● Exercise objective
Look through the records below and collect all lines that hold the string "显示语言".

● Input data

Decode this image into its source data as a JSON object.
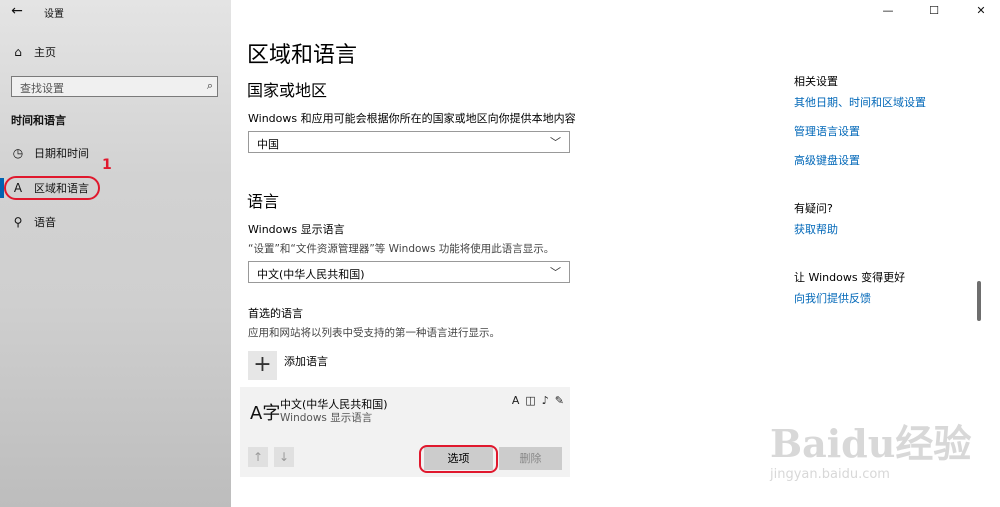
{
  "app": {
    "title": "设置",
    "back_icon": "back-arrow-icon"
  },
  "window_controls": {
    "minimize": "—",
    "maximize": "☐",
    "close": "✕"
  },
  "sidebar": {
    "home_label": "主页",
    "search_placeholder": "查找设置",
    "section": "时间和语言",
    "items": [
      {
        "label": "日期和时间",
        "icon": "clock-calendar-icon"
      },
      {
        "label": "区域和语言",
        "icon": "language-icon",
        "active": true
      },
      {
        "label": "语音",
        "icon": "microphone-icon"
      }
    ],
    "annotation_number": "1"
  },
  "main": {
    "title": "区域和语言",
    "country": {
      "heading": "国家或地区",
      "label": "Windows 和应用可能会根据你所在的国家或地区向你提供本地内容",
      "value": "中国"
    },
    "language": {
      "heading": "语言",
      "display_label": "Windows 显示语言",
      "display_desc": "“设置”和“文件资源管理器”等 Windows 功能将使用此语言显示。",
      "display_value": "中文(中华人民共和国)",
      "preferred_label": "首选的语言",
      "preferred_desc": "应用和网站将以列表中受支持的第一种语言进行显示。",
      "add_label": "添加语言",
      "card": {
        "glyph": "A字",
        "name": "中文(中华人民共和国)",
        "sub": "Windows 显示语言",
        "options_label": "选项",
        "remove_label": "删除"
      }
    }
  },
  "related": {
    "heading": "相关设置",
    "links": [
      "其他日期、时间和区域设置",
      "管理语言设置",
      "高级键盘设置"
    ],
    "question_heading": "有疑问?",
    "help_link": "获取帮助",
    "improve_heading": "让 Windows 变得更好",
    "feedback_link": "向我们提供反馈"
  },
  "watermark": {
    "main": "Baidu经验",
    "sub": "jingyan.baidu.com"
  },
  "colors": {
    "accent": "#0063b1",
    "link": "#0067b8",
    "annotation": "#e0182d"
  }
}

● Problem solution
      "display_label": "Windows 显示语言",
        "sub": "Windows 显示语言",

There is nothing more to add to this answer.